Portland cement is manufactured from calcium carbonate in the form of crushed limestone or chalk and an argillaceous material such as clay, marl or shale. Currently, approximately two-thirds of UK Portland cement production is based on limestone, with the remainder from chalk in the south and east of the country. Minor constituents such as iron oxide or sand may be added depending upon the composition of the raw materials and the exact product required.

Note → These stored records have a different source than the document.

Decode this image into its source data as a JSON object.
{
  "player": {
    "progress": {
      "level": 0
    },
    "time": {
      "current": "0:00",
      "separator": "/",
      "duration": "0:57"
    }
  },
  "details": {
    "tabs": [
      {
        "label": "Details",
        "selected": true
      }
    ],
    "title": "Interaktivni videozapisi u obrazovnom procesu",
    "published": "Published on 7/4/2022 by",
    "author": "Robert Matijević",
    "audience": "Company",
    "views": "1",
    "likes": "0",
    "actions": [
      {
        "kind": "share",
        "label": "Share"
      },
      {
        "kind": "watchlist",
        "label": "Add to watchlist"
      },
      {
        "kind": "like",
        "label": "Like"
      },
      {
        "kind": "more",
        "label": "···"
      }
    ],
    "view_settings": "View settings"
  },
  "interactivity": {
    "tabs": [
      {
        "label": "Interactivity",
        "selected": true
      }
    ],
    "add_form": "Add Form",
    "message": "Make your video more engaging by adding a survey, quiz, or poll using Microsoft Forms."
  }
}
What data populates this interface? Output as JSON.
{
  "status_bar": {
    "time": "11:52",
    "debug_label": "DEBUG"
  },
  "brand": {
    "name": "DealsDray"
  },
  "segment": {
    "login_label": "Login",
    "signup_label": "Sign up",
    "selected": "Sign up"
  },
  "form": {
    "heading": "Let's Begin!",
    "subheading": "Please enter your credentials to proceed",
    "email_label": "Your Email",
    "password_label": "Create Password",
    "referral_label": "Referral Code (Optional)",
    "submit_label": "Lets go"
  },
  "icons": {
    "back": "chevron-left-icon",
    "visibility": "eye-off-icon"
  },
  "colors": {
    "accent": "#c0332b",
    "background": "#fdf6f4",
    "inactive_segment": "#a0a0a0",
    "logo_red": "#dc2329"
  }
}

In principle, the process involves the decarbonisation of calcium carbonate (chalk or limestone) by expulsion of the carbon dioxide, and sintering, at the point of incipient fusion, the resulting calcium oxide (lime) with the clay and iron oxide. Depending on the raw materials used and their water content at extraction, three key variations in the manufacturing process are currently in use. These are the semi-wet, semi-dry and dry processes. The UK produces over 10 million tonnes of Portland cement each year.